*** Block opens ***

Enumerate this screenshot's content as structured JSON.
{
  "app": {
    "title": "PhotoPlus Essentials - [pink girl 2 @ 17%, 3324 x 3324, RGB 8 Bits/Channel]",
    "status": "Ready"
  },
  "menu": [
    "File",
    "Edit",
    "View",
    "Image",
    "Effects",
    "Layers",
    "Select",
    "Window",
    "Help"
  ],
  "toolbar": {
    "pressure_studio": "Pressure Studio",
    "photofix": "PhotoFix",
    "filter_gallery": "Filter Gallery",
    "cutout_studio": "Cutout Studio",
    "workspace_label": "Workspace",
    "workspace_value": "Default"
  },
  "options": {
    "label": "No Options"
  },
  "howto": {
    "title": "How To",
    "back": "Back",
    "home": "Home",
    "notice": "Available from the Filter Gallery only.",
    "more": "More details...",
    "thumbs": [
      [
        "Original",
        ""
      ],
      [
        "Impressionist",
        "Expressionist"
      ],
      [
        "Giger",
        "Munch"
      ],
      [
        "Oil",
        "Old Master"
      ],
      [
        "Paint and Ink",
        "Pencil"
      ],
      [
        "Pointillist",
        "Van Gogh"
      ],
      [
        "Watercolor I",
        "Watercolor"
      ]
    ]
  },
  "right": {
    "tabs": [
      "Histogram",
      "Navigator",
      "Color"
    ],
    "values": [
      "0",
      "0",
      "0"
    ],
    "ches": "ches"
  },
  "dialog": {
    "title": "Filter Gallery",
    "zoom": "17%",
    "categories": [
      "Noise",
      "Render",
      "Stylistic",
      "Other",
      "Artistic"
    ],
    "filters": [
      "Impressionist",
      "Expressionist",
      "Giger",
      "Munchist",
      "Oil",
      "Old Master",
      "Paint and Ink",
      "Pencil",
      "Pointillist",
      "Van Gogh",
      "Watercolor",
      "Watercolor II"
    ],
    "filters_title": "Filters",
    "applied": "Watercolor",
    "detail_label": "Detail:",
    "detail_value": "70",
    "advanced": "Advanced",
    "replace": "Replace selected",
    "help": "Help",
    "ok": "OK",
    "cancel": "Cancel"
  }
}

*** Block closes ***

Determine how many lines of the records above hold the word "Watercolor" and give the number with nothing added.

## Task output
5